======== DATASET CONTENT

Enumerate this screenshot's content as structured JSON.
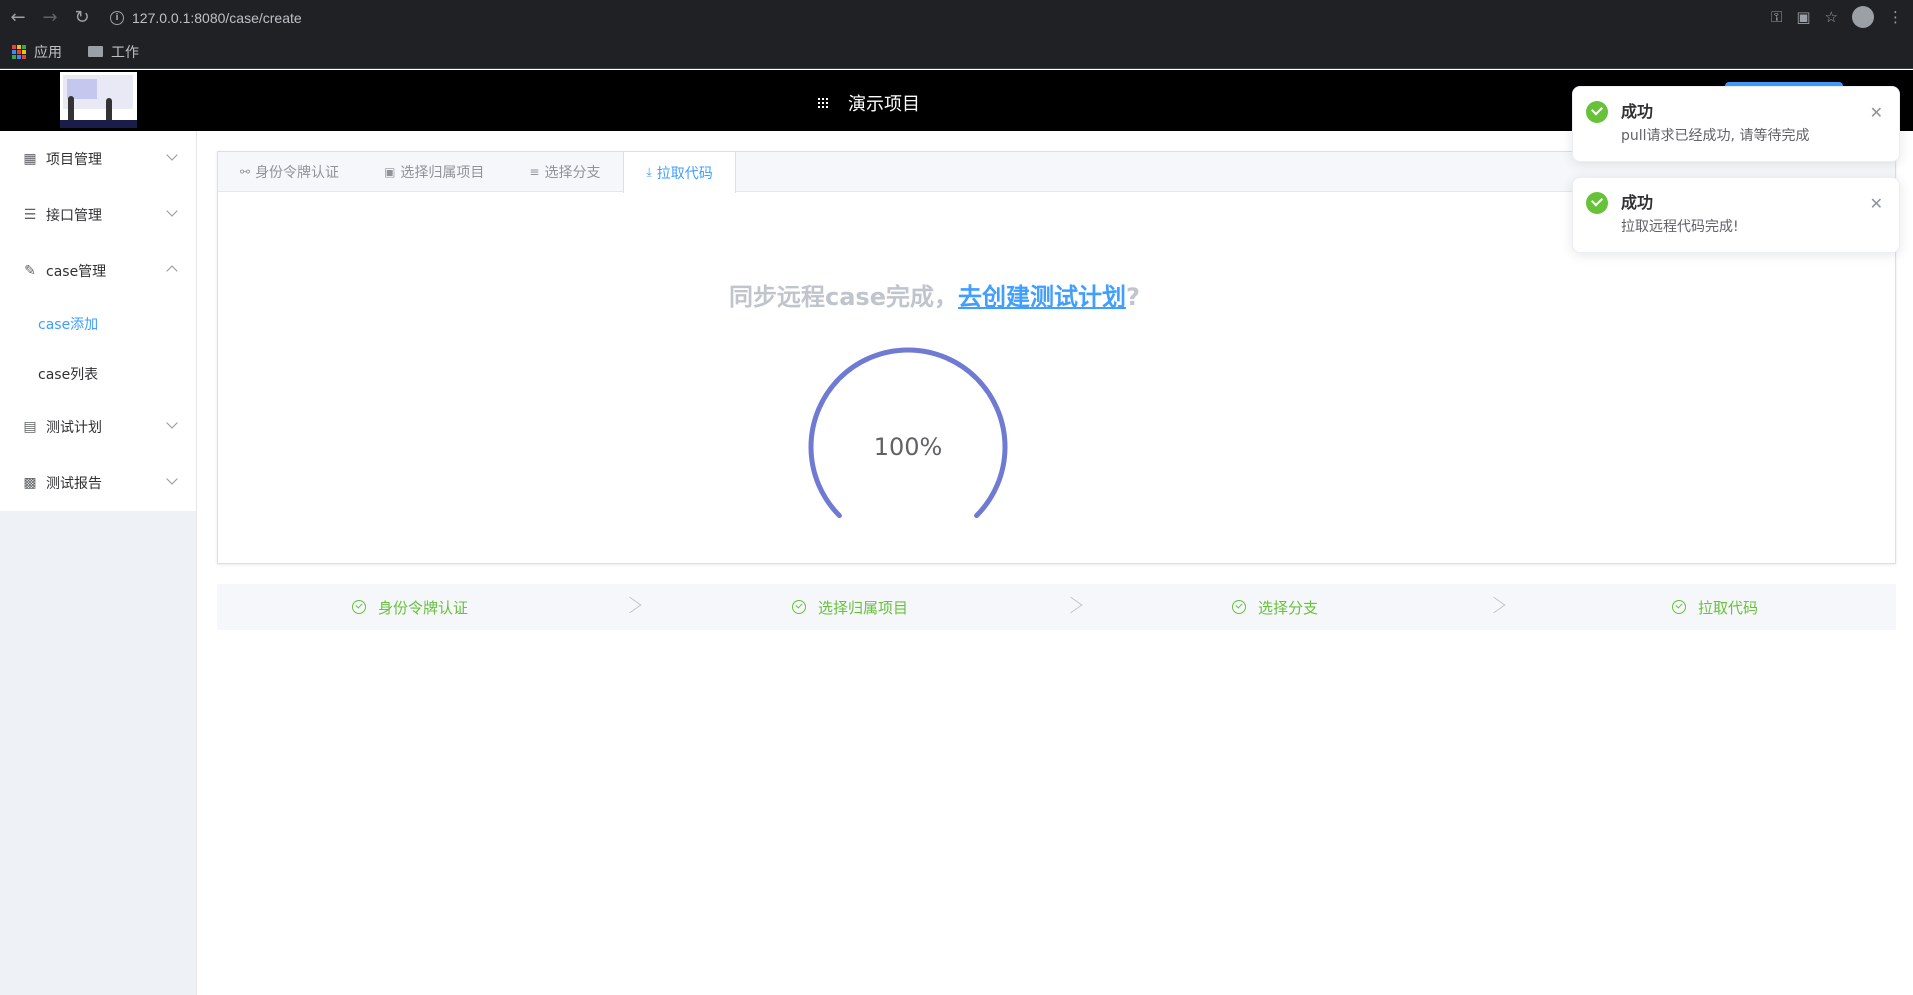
{
  "browser": {
    "url": "127.0.0.1:8080/case/create",
    "bookmarks": [
      {
        "label": "应用"
      },
      {
        "label": "工作"
      }
    ]
  },
  "header": {
    "project_title": "演示项目"
  },
  "sidebar": {
    "items": [
      {
        "label": "项目管理",
        "icon": "grid-icon",
        "expanded": false
      },
      {
        "label": "接口管理",
        "icon": "list-icon",
        "expanded": false
      },
      {
        "label": "case管理",
        "icon": "edit-icon",
        "expanded": true
      },
      {
        "label": "测试计划",
        "icon": "document-icon",
        "expanded": false
      },
      {
        "label": "测试报告",
        "icon": "bar-chart-icon",
        "expanded": false
      }
    ],
    "sub_items": [
      {
        "label": "case添加",
        "active": true
      },
      {
        "label": "case列表",
        "active": false
      }
    ]
  },
  "tabs": [
    {
      "label": "身份令牌认证",
      "icon": "key-icon"
    },
    {
      "label": "选择归属项目",
      "icon": "monitor-icon"
    },
    {
      "label": "选择分支",
      "icon": "sliders-icon"
    },
    {
      "label": "拉取代码",
      "icon": "download-icon",
      "active": true
    }
  ],
  "sync": {
    "prefix": "同步远程case完成，",
    "link": "去创建测试计划",
    "suffix": "?"
  },
  "progress": {
    "percent": 100,
    "label": "100%",
    "color": "#6f7ad3"
  },
  "steps": [
    {
      "label": "身份令牌认证",
      "status": "success"
    },
    {
      "label": "选择归属项目",
      "status": "success"
    },
    {
      "label": "选择分支",
      "status": "success"
    },
    {
      "label": "拉取代码",
      "status": "success"
    }
  ],
  "notifications": [
    {
      "title": "成功",
      "message": "pull请求已经成功, 请等待完成"
    },
    {
      "title": "成功",
      "message": "拉取远程代码完成!"
    }
  ],
  "colors": {
    "accent": "#409eff",
    "success": "#67c23a",
    "header_bg": "#000000",
    "sidebar_bg": "#eef1f6"
  }
}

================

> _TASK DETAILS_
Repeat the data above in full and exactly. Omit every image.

> _TASK SOLUTION_
Enumerate this screenshot's content as structured JSON.
{
  "browser": {
    "url": "127.0.0.1:8080/case/create",
    "bookmarks": [
      {
        "label": "应用"
      },
      {
        "label": "工作"
      }
    ]
  },
  "header": {
    "project_title": "演示项目"
  },
  "sidebar": {
    "items": [
      {
        "label": "项目管理",
        "icon": "grid-icon",
        "expanded": false
      },
      {
        "label": "接口管理",
        "icon": "list-icon",
        "expanded": false
      },
      {
        "label": "case管理",
        "icon": "edit-icon",
        "expanded": true
      },
      {
        "label": "测试计划",
        "icon": "document-icon",
        "expanded": false
      },
      {
        "label": "测试报告",
        "icon": "bar-chart-icon",
        "expanded": false
      }
    ],
    "sub_items": [
      {
        "label": "case添加",
        "active": true
      },
      {
        "label": "case列表",
        "active": false
      }
    ]
  },
  "tabs": [
    {
      "label": "身份令牌认证",
      "icon": "key-icon"
    },
    {
      "label": "选择归属项目",
      "icon": "monitor-icon"
    },
    {
      "label": "选择分支",
      "icon": "sliders-icon"
    },
    {
      "label": "拉取代码",
      "icon": "download-icon",
      "active": true
    }
  ],
  "sync": {
    "prefix": "同步远程case完成，",
    "link": "去创建测试计划",
    "suffix": "?"
  },
  "progress": {
    "percent": 100,
    "label": "100%",
    "color": "#6f7ad3"
  },
  "steps": [
    {
      "label": "身份令牌认证",
      "status": "success"
    },
    {
      "label": "选择归属项目",
      "status": "success"
    },
    {
      "label": "选择分支",
      "status": "success"
    },
    {
      "label": "拉取代码",
      "status": "success"
    }
  ],
  "notifications": [
    {
      "title": "成功",
      "message": "pull请求已经成功, 请等待完成"
    },
    {
      "title": "成功",
      "message": "拉取远程代码完成!"
    }
  ],
  "colors": {
    "accent": "#409eff",
    "success": "#67c23a",
    "header_bg": "#000000",
    "sidebar_bg": "#eef1f6"
  }
}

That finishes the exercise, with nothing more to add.